Embattled Episcopal Bishop of Maryland Heather Cook, who was charged with a drunk-driving incident last December that caused the death of 41-year-old cyclist and father of two Thomas Palermo, effectively entered a not-guilty plea at her arraignment Thursday by accepting a trial date for June.
Palermo's disappointed family members who were in court Thursday said they were "disappointed" by the bishop's actions and are hoping she will do the right thing and take responsibility for her actions.
"Today, in support of my sister, Rachel Palermo, and her young children, our family attended the arraignment of Bishop Heather Cook. We were hopeful that Bishop Heather Cook would do the right thing and take responsibility for her actions by pleading guilty. We are disappointed that this did not happen today, but we know that this is the first step in a long process," said Alisa Rock in a statement from the family to The Christian Post Thursday. more >>
The Anti Terrorism Court in Lahore, Pakistan, has indicted 16 Christians who it says were responsible for the killing and burning of two terror suspects believed to have been involved in the March 15 suicide-bombing of two churches in Youhanabad, which killed 17 people. Non-profit groups have meanwhile highlighted that women and children are among the 90 or so critically injured churchgoers that need urgent help.
Fides News Agency reported that while 16 Christians have been accused of murdering the two Muslim suspects, another 12 have also been indicted for damage to state property in the riots following the attack on the churches.
These numbers are down from the 100 or so people who were detained last week following the riots. more >>
Abortion rights activists are outraged after a 33-year-old married Indiana woman who got pregnant as a result of an affair with her co-worker was sentenced to 20 years in prison Monday on charges of feticide — the act of causing the death of a pre-born baby — and the neglect of a dependent.
The woman, Purvi Patel, 33, was sentenced to 30 years in prison for the neglect charge, but 10 of those were suspended, according to WNCN. Patel, who also became the first woman in the U.S. to be charged, convicted and sentenced for feticide, will serve an additional six years in prison for that crime. Both sentences are expected to be served concurrently.
"What this conviction means is that anti-abortion laws will be used to punish pregnant women," Lynn Paltrow, executive director for the so-called National Advocates for Pregnant Women, an abortion advocacy organization, told WNCN. more >>
Alleged cellphone footage of the final moments from Germanwings Flight 9525 that was deliberately crashed last week, killing all 150 people on board, records people screaming "My God" in several different languages. While investigators have said that no such footage has been found, both German and French newspapers have sworn to have seen it.
Marseille prosecutor Brice Robin told CNN on Wednesday that "so far no videos were used in the crash investigation," responding to the media reports of the footage. He added, however, that "a person who has such a video needs to immediately give it to the investigators."

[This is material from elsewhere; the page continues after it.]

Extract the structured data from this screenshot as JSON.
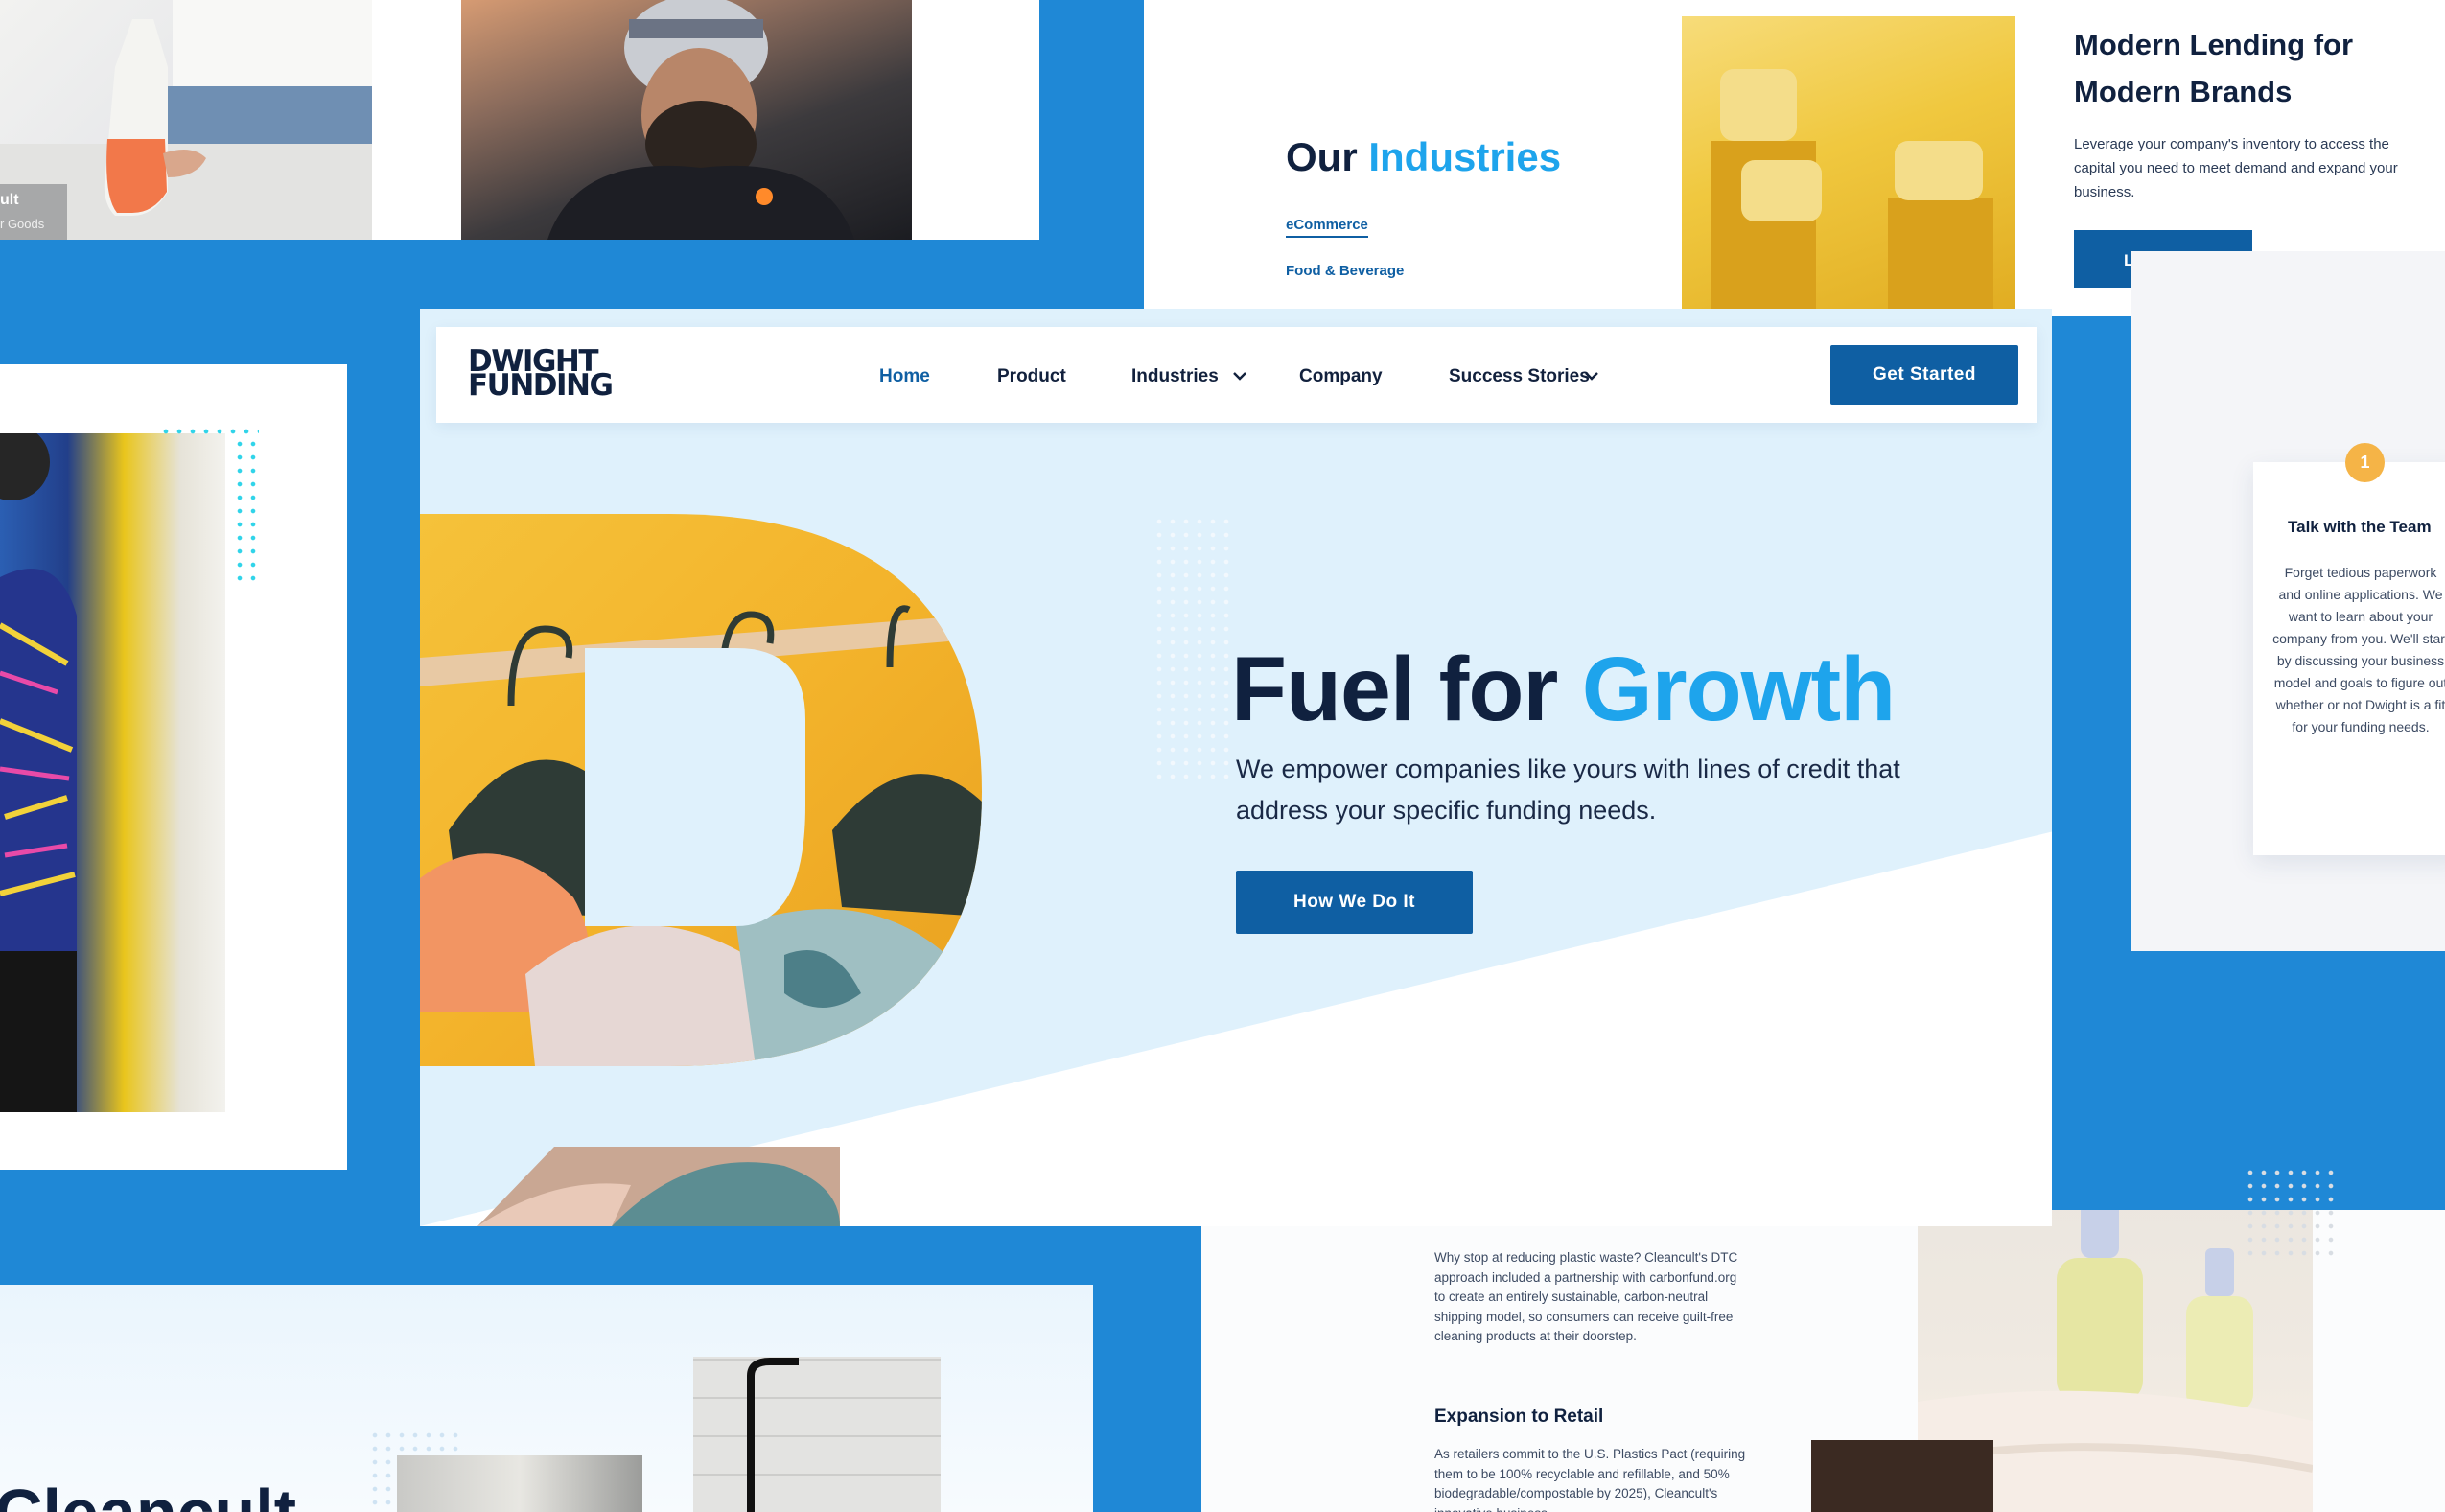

Both the German daily Bild and the French newspaper Paris Match have claimed to have seen the cellphone footage allegedly showing the final moments of the flight, which crashed in the French Alps. more >>

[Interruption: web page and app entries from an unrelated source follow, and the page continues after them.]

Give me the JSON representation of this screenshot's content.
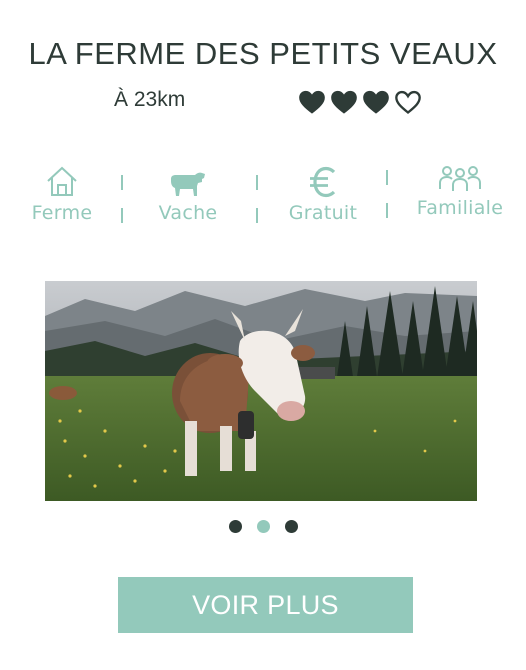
{
  "farm": {
    "title": "LA FERME DES PETITS VEAUX",
    "distance": "À 23km",
    "rating": {
      "value": 3,
      "max": 5,
      "filled_icon": "heart-filled-icon",
      "empty_icon": "heart-outline-icon"
    }
  },
  "features": [
    {
      "label": "Ferme",
      "icon": "house-icon"
    },
    {
      "label": "Vache",
      "icon": "cow-icon"
    },
    {
      "label": "Gratuit",
      "icon": "euro-icon"
    },
    {
      "label": "Familiale",
      "icon": "family-icon"
    }
  ],
  "carousel": {
    "total": 3,
    "active_index": 1,
    "image_alt": "cow-in-alpine-meadow-photo"
  },
  "cta": {
    "label": "VOIR PLUS"
  },
  "colors": {
    "accent": "#93c9bb",
    "text": "#2e3b37",
    "background": "#ffffff"
  }
}
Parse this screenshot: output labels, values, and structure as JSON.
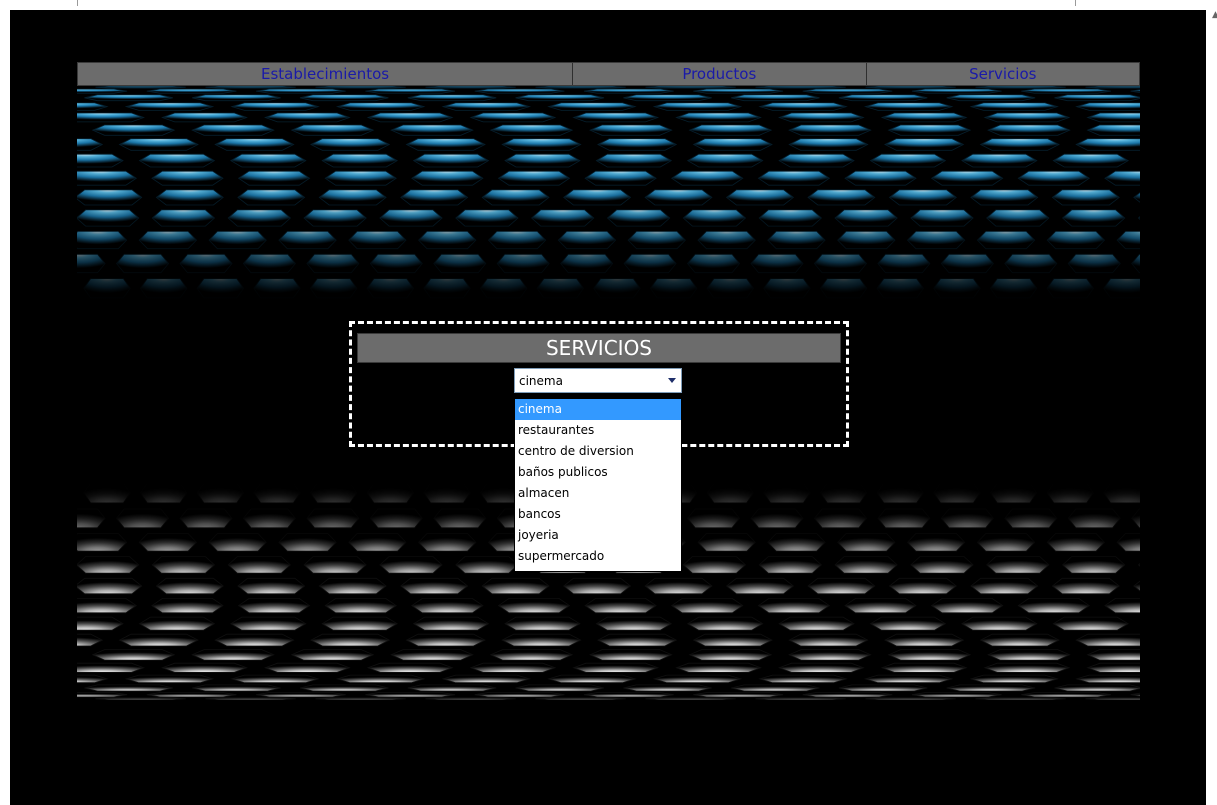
{
  "nav": {
    "items": [
      "Establecimientos",
      "Productos",
      "Servicios"
    ],
    "text_color": "#1a1aa8",
    "bar_color": "#6c6c6c"
  },
  "services": {
    "title": "SERVICIOS",
    "select": {
      "value": "cinema",
      "options": [
        "cinema",
        "restaurantes",
        "centro de diversion",
        "baños publicos",
        "almacen",
        "bancos",
        "joyeria",
        "supermercado"
      ],
      "highlighted_index": 0,
      "highlight_color": "#3399ff"
    }
  },
  "colors": {
    "background": "#000000",
    "hero_top": "#2a9fd6",
    "hero_bottom": "#e6e6e6"
  }
}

A second atheist blogger has been hacked to death by suspected Islamic extremists in the span of a month in Bangladesh. Twenty-seven year-old Washiqur Rahman was found stabbed to death on Monday in Dhaka, less than a month after American citizen Avijit Roy was killed for promoting secularism and criticizing religious extremism.
Agence France-Presse reported that police have arrested two men suspected to have been involved in Rahman's murder. Local police chief Wahidul Islam revealed that the victim had been "brutally hacked to death this morning with big knives just 500 yards [460 metres] from his home at Dhaka's Begunbari area."
Revelations that Germanwings Flight 9525 co-pilot Andreas Lubitz was treated for "suicidal tendencies" before receiving his pilot's license has sparked a discussion on doctor-patient confidentiality in Germany, with some lawmakers suggesting doctors should have a duty to speak out if a person's condition potentially puts other lives at risk.
The public prosecutor's office in Düsseldorf said on Monday that Lubitz had been treated for "suicidal tendencies" before earning his pilot's license, but following the treatment he appeared to have gotten better and doctors found no other signs of those tendencies or any aggression toward others.
Lubitz is widely believed to have deliberately crashed the Airbus A320 jet last week in the French Alps, killing all 150 people on board. more >>